Cancer care predictions 2020: The best is yet to come
January 7, 2020 | By Abe Rosenberg
City of Hope clinicians and researchers are brimming with optimism as 2020 begins. Cancer care is changing rapidly, and the pace of change is accelerating. In 2020 look for major advances in gene-based therapy, immunotherapy and many other areas.
Two new deans, David Ann, Ph.D., and Yilun Liu, Ph.D., have taken the helm of City of Hope’s graduate program, determined to attract the best and brightest students from around the nation and the globe.
Results from a study by City of Hope researchers show that patients who underwent a stem cell transplant and received the Triplex vaccine to prevent cytomegalovirus infection were 50% less likely to develop health complications related to the virus than others.
Say the words “brain tumor” and most people will likely think of cancer.
But there’s reason for optimism - recent advances in screening and treatment, such as CAR T cell therapy, mean patient outcomes and quality of life are continuing to improve.
In the past seven years at City of Hope, I’ve had the privilege of providing care for many patients with cancer. Quite simply, they are the real superhumans. Please allow me to offer four examples for your consideration, from my personal insight.
January 13, 2016 | by
Vijay Trisal, M.D., F.A.C.S.
We have made tangible advances in technology and have a better understanding of the molecular mechanisms of the drivers of cancer. This has advanced our ability to interrupt the growth of cancer. However, we need to take a step back and seriously examine the social and psychological harm that the disease can cause.

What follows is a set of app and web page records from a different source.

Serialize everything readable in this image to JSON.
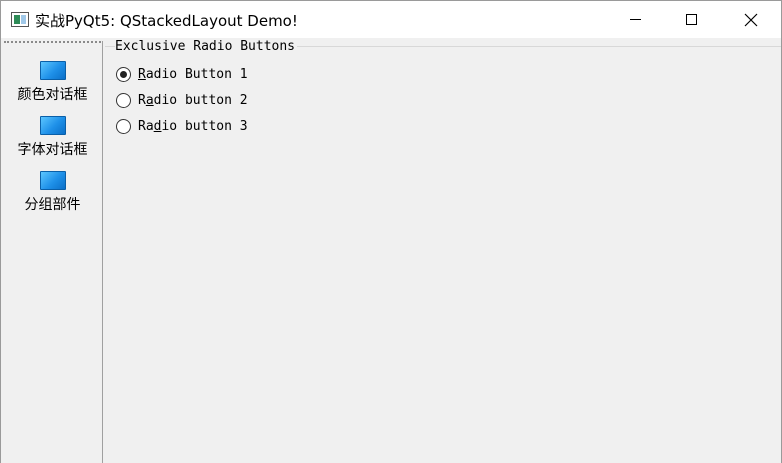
{
  "window": {
    "title": "实战PyQt5: QStackedLayout Demo!"
  },
  "sidebar": {
    "items": [
      {
        "label": "颜色对话框",
        "icon": "monitor-icon"
      },
      {
        "label": "字体对话框",
        "icon": "monitor-icon"
      },
      {
        "label": "分组部件",
        "icon": "monitor-icon"
      }
    ]
  },
  "group": {
    "title": "Exclusive Radio Buttons",
    "radios": [
      {
        "mnemonic": "R",
        "rest": "adio Button 1",
        "checked": true
      },
      {
        "pre": "R",
        "mnemonic": "a",
        "rest": "dio button 2",
        "checked": false
      },
      {
        "pre": "Ra",
        "mnemonic": "d",
        "rest": "io button 3",
        "checked": false
      }
    ]
  },
  "colors": {
    "accent_icon": "#1e90e8",
    "titlebar_bg": "#ffffff",
    "window_bg": "#f0f0f0"
  }
}
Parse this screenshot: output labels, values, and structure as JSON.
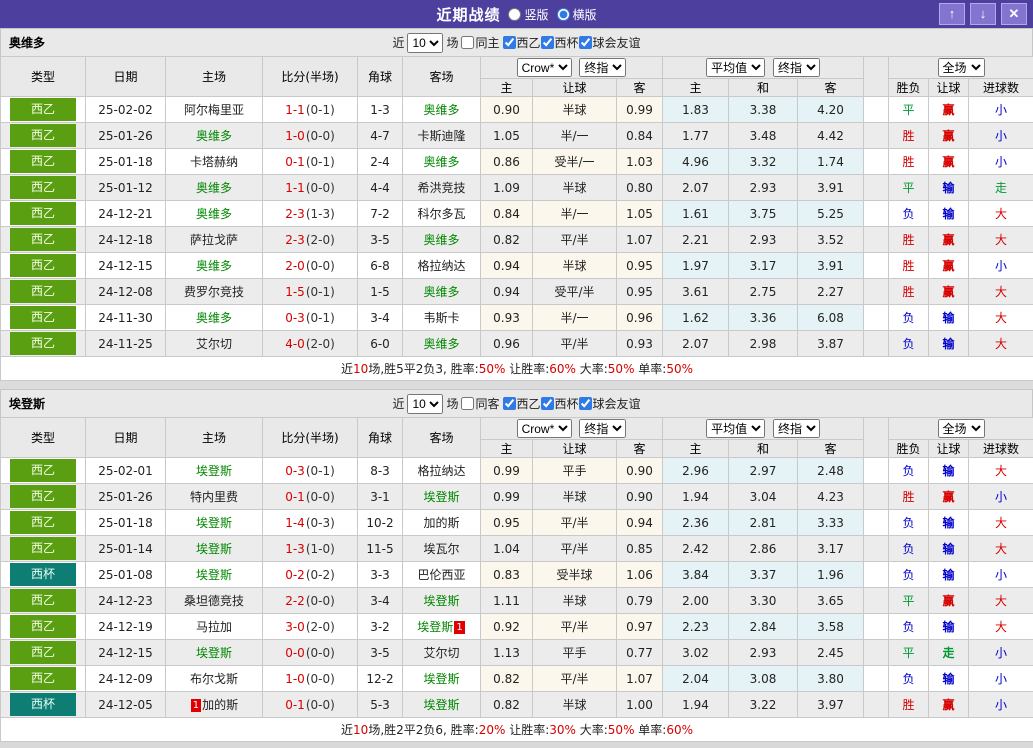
{
  "titlebar": {
    "title": "近期战绩",
    "layout_options": [
      {
        "label": "竖版",
        "selected": false
      },
      {
        "label": "横版",
        "selected": true
      }
    ],
    "buttons": {
      "up": "↑",
      "down": "↓",
      "close": "✕"
    }
  },
  "colors": {
    "header_purple": "#4c3f9e",
    "league_green": "#5a9e11",
    "league_cup_teal": "#0e7d74",
    "team_green": "#008800",
    "win_red": "#d70000",
    "lose_blue": "#0000cc",
    "draw_green": "#009933",
    "crow_columns_bg": "#fcf7ec",
    "avg_columns_bg": "#e6f3f6"
  },
  "columns": {
    "type": "类型",
    "date": "日期",
    "home": "主场",
    "score": "比分(半场)",
    "corner": "角球",
    "away": "客场",
    "crow_select": "Crow*",
    "final_select": "终指",
    "avg_select": "平均值",
    "final_select2": "终指",
    "full_select": "全场",
    "crow_sub": [
      "主",
      "让球",
      "客"
    ],
    "avg_sub": [
      "主",
      "和",
      "客"
    ],
    "full_sub": [
      "胜负",
      "让球",
      "进球数"
    ]
  },
  "tables": [
    {
      "team": "奥维多",
      "filter": {
        "prefix": "近",
        "count": "10",
        "suffix": "场",
        "same": {
          "label": "同主",
          "checked": false
        },
        "leagues": [
          {
            "label": "西乙",
            "checked": true
          },
          {
            "label": "西杯",
            "checked": true
          },
          {
            "label": "球会友谊",
            "checked": true
          }
        ]
      },
      "rows": [
        {
          "league": "西乙",
          "lc": "g",
          "date": "25-02-02",
          "home": {
            "name": "阿尔梅里亚"
          },
          "ft": "1-1",
          "ht": "(0-1)",
          "corners": "1-3",
          "away": {
            "name": "奥维多",
            "green": true
          },
          "crow": [
            "0.90",
            "半球",
            "0.99"
          ],
          "avg": [
            "1.83",
            "3.38",
            "4.20"
          ],
          "results": [
            [
              "平",
              "g"
            ],
            [
              "赢",
              "r"
            ],
            [
              "小",
              "b"
            ]
          ]
        },
        {
          "league": "西乙",
          "lc": "g",
          "date": "25-01-26",
          "home": {
            "name": "奥维多",
            "green": true
          },
          "ft": "1-0",
          "ht": "(0-0)",
          "corners": "4-7",
          "away": {
            "name": "卡斯迪隆"
          },
          "crow": [
            "1.05",
            "半/一",
            "0.84"
          ],
          "avg": [
            "1.77",
            "3.48",
            "4.42"
          ],
          "results": [
            [
              "胜",
              "r"
            ],
            [
              "赢",
              "r"
            ],
            [
              "小",
              "b"
            ]
          ]
        },
        {
          "league": "西乙",
          "lc": "g",
          "date": "25-01-18",
          "home": {
            "name": "卡塔赫纳"
          },
          "ft": "0-1",
          "ht": "(0-1)",
          "corners": "2-4",
          "away": {
            "name": "奥维多",
            "green": true
          },
          "crow": [
            "0.86",
            "受半/一",
            "1.03"
          ],
          "avg": [
            "4.96",
            "3.32",
            "1.74"
          ],
          "results": [
            [
              "胜",
              "r"
            ],
            [
              "赢",
              "r"
            ],
            [
              "小",
              "b"
            ]
          ]
        },
        {
          "league": "西乙",
          "lc": "g",
          "date": "25-01-12",
          "home": {
            "name": "奥维多",
            "green": true
          },
          "ft": "1-1",
          "ht": "(0-0)",
          "corners": "4-4",
          "away": {
            "name": "希洪竞技"
          },
          "crow": [
            "1.09",
            "半球",
            "0.80"
          ],
          "avg": [
            "2.07",
            "2.93",
            "3.91"
          ],
          "results": [
            [
              "平",
              "g"
            ],
            [
              "输",
              "b"
            ],
            [
              "走",
              "g"
            ]
          ]
        },
        {
          "league": "西乙",
          "lc": "g",
          "date": "24-12-21",
          "home": {
            "name": "奥维多",
            "green": true
          },
          "ft": "2-3",
          "ht": "(1-3)",
          "corners": "7-2",
          "away": {
            "name": "科尔多瓦"
          },
          "crow": [
            "0.84",
            "半/一",
            "1.05"
          ],
          "avg": [
            "1.61",
            "3.75",
            "5.25"
          ],
          "results": [
            [
              "负",
              "b"
            ],
            [
              "输",
              "b"
            ],
            [
              "大",
              "r"
            ]
          ]
        },
        {
          "league": "西乙",
          "lc": "g",
          "date": "24-12-18",
          "home": {
            "name": "萨拉戈萨"
          },
          "ft": "2-3",
          "ht": "(2-0)",
          "corners": "3-5",
          "away": {
            "name": "奥维多",
            "green": true
          },
          "crow": [
            "0.82",
            "平/半",
            "1.07"
          ],
          "avg": [
            "2.21",
            "2.93",
            "3.52"
          ],
          "results": [
            [
              "胜",
              "r"
            ],
            [
              "赢",
              "r"
            ],
            [
              "大",
              "r"
            ]
          ]
        },
        {
          "league": "西乙",
          "lc": "g",
          "date": "24-12-15",
          "home": {
            "name": "奥维多",
            "green": true
          },
          "ft": "2-0",
          "ht": "(0-0)",
          "corners": "6-8",
          "away": {
            "name": "格拉纳达"
          },
          "crow": [
            "0.94",
            "半球",
            "0.95"
          ],
          "avg": [
            "1.97",
            "3.17",
            "3.91"
          ],
          "results": [
            [
              "胜",
              "r"
            ],
            [
              "赢",
              "r"
            ],
            [
              "小",
              "b"
            ]
          ]
        },
        {
          "league": "西乙",
          "lc": "g",
          "date": "24-12-08",
          "home": {
            "name": "费罗尔竞技"
          },
          "ft": "1-5",
          "ht": "(0-1)",
          "corners": "1-5",
          "away": {
            "name": "奥维多",
            "green": true
          },
          "crow": [
            "0.94",
            "受平/半",
            "0.95"
          ],
          "avg": [
            "3.61",
            "2.75",
            "2.27"
          ],
          "results": [
            [
              "胜",
              "r"
            ],
            [
              "赢",
              "r"
            ],
            [
              "大",
              "r"
            ]
          ]
        },
        {
          "league": "西乙",
          "lc": "g",
          "date": "24-11-30",
          "home": {
            "name": "奥维多",
            "green": true
          },
          "ft": "0-3",
          "ht": "(0-1)",
          "corners": "3-4",
          "away": {
            "name": "韦斯卡"
          },
          "crow": [
            "0.93",
            "半/一",
            "0.96"
          ],
          "avg": [
            "1.62",
            "3.36",
            "6.08"
          ],
          "results": [
            [
              "负",
              "b"
            ],
            [
              "输",
              "b"
            ],
            [
              "大",
              "r"
            ]
          ]
        },
        {
          "league": "西乙",
          "lc": "g",
          "date": "24-11-25",
          "home": {
            "name": "艾尔切"
          },
          "ft": "4-0",
          "ht": "(2-0)",
          "corners": "6-0",
          "away": {
            "name": "奥维多",
            "green": true
          },
          "crow": [
            "0.96",
            "平/半",
            "0.93"
          ],
          "avg": [
            "2.07",
            "2.98",
            "3.87"
          ],
          "results": [
            [
              "负",
              "b"
            ],
            [
              "输",
              "b"
            ],
            [
              "大",
              "r"
            ]
          ]
        }
      ],
      "summary": [
        [
          "近",
          0
        ],
        [
          "10",
          1
        ],
        [
          "场,胜5平2负3, 胜率:",
          0
        ],
        [
          "50%",
          1
        ],
        [
          " 让胜率:",
          0
        ],
        [
          "60%",
          1
        ],
        [
          " 大率:",
          0
        ],
        [
          "50%",
          1
        ],
        [
          " 单率:",
          0
        ],
        [
          "50%",
          1
        ]
      ]
    },
    {
      "team": "埃登斯",
      "filter": {
        "prefix": "近",
        "count": "10",
        "suffix": "场",
        "same": {
          "label": "同客",
          "checked": false
        },
        "leagues": [
          {
            "label": "西乙",
            "checked": true
          },
          {
            "label": "西杯",
            "checked": true
          },
          {
            "label": "球会友谊",
            "checked": true
          }
        ]
      },
      "rows": [
        {
          "league": "西乙",
          "lc": "g",
          "date": "25-02-01",
          "home": {
            "name": "埃登斯",
            "green": true
          },
          "ft": "0-3",
          "ht": "(0-1)",
          "corners": "8-3",
          "away": {
            "name": "格拉纳达"
          },
          "crow": [
            "0.99",
            "平手",
            "0.90"
          ],
          "avg": [
            "2.96",
            "2.97",
            "2.48"
          ],
          "results": [
            [
              "负",
              "b"
            ],
            [
              "输",
              "b"
            ],
            [
              "大",
              "r"
            ]
          ]
        },
        {
          "league": "西乙",
          "lc": "g",
          "date": "25-01-26",
          "home": {
            "name": "特内里费"
          },
          "ft": "0-1",
          "ht": "(0-0)",
          "corners": "3-1",
          "away": {
            "name": "埃登斯",
            "green": true
          },
          "crow": [
            "0.99",
            "半球",
            "0.90"
          ],
          "avg": [
            "1.94",
            "3.04",
            "4.23"
          ],
          "results": [
            [
              "胜",
              "r"
            ],
            [
              "赢",
              "r"
            ],
            [
              "小",
              "b"
            ]
          ]
        },
        {
          "league": "西乙",
          "lc": "g",
          "date": "25-01-18",
          "home": {
            "name": "埃登斯",
            "green": true
          },
          "ft": "1-4",
          "ht": "(0-3)",
          "corners": "10-2",
          "away": {
            "name": "加的斯"
          },
          "crow": [
            "0.95",
            "平/半",
            "0.94"
          ],
          "avg": [
            "2.36",
            "2.81",
            "3.33"
          ],
          "results": [
            [
              "负",
              "b"
            ],
            [
              "输",
              "b"
            ],
            [
              "大",
              "r"
            ]
          ]
        },
        {
          "league": "西乙",
          "lc": "g",
          "date": "25-01-14",
          "home": {
            "name": "埃登斯",
            "green": true
          },
          "ft": "1-3",
          "ht": "(1-0)",
          "corners": "11-5",
          "away": {
            "name": "埃瓦尔"
          },
          "crow": [
            "1.04",
            "平/半",
            "0.85"
          ],
          "avg": [
            "2.42",
            "2.86",
            "3.17"
          ],
          "results": [
            [
              "负",
              "b"
            ],
            [
              "输",
              "b"
            ],
            [
              "大",
              "r"
            ]
          ]
        },
        {
          "league": "西杯",
          "lc": "t",
          "date": "25-01-08",
          "home": {
            "name": "埃登斯",
            "green": true
          },
          "ft": "0-2",
          "ht": "(0-2)",
          "corners": "3-3",
          "away": {
            "name": "巴伦西亚"
          },
          "crow": [
            "0.83",
            "受半球",
            "1.06"
          ],
          "avg": [
            "3.84",
            "3.37",
            "1.96"
          ],
          "results": [
            [
              "负",
              "b"
            ],
            [
              "输",
              "b"
            ],
            [
              "小",
              "b"
            ]
          ]
        },
        {
          "league": "西乙",
          "lc": "g",
          "date": "24-12-23",
          "home": {
            "name": "桑坦德竞技"
          },
          "ft": "2-2",
          "ht": "(0-0)",
          "corners": "3-4",
          "away": {
            "name": "埃登斯",
            "green": true
          },
          "crow": [
            "1.11",
            "半球",
            "0.79"
          ],
          "avg": [
            "2.00",
            "3.30",
            "3.65"
          ],
          "results": [
            [
              "平",
              "g"
            ],
            [
              "赢",
              "r"
            ],
            [
              "大",
              "r"
            ]
          ]
        },
        {
          "league": "西乙",
          "lc": "g",
          "date": "24-12-19",
          "home": {
            "name": "马拉加"
          },
          "ft": "3-0",
          "ht": "(2-0)",
          "corners": "3-2",
          "away": {
            "name": "埃登斯",
            "green": true,
            "badge": "1",
            "side": "r"
          },
          "crow": [
            "0.92",
            "平/半",
            "0.97"
          ],
          "avg": [
            "2.23",
            "2.84",
            "3.58"
          ],
          "results": [
            [
              "负",
              "b"
            ],
            [
              "输",
              "b"
            ],
            [
              "大",
              "r"
            ]
          ]
        },
        {
          "league": "西乙",
          "lc": "g",
          "date": "24-12-15",
          "home": {
            "name": "埃登斯",
            "green": true
          },
          "ft": "0-0",
          "ht": "(0-0)",
          "corners": "3-5",
          "away": {
            "name": "艾尔切"
          },
          "crow": [
            "1.13",
            "平手",
            "0.77"
          ],
          "avg": [
            "3.02",
            "2.93",
            "2.45"
          ],
          "results": [
            [
              "平",
              "g"
            ],
            [
              "走",
              "g"
            ],
            [
              "小",
              "b"
            ]
          ]
        },
        {
          "league": "西乙",
          "lc": "g",
          "date": "24-12-09",
          "home": {
            "name": "布尔戈斯"
          },
          "ft": "1-0",
          "ht": "(0-0)",
          "corners": "12-2",
          "away": {
            "name": "埃登斯",
            "green": true
          },
          "crow": [
            "0.82",
            "平/半",
            "1.07"
          ],
          "avg": [
            "2.04",
            "3.08",
            "3.80"
          ],
          "results": [
            [
              "负",
              "b"
            ],
            [
              "输",
              "b"
            ],
            [
              "小",
              "b"
            ]
          ]
        },
        {
          "league": "西杯",
          "lc": "t",
          "date": "24-12-05",
          "home": {
            "name": "加的斯",
            "badge": "1",
            "side": "l"
          },
          "ft": "0-1",
          "ht": "(0-0)",
          "corners": "5-3",
          "away": {
            "name": "埃登斯",
            "green": true
          },
          "crow": [
            "0.82",
            "半球",
            "1.00"
          ],
          "avg": [
            "1.94",
            "3.22",
            "3.97"
          ],
          "results": [
            [
              "胜",
              "r"
            ],
            [
              "赢",
              "r"
            ],
            [
              "小",
              "b"
            ]
          ]
        }
      ],
      "summary": [
        [
          "近",
          0
        ],
        [
          "10",
          1
        ],
        [
          "场,胜2平2负6, 胜率:",
          0
        ],
        [
          "20%",
          1
        ],
        [
          " 让胜率:",
          0
        ],
        [
          "30%",
          1
        ],
        [
          " 大率:",
          0
        ],
        [
          "50%",
          1
        ],
        [
          " 单率:",
          0
        ],
        [
          "60%",
          1
        ]
      ]
    }
  ]
}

Brain cancer is one of the toughest foes a doctor can face. It’s a tenacious form of cancer, inoperable in some cases and lethal in many. But at City of Hope, researchers are exploring new ways to conquer the most serious types of brain tumors in a clinical trial that deploys a patient’s own modified T cells to target cancer at the tumor site.
As an editor for more than 20 years, Erin Michaela Sweeney was adept at helping people find the right words to express themselves. But after five rounds of chemotherapy, she found herself using the imprecise word “thingy” in sentences to refer to objects whose name she couldn’t remember.
Stat, Myc, Myb, Fos, Ras, and Fox: Those bland monosyllables, unfamiliar to most of us, command the respect and fear of oncologists and cancer researchers worldwide. Why? Because they name proteins that drive uncontrollable cell division, metastasis, and/or drug resistance in numerous cancers.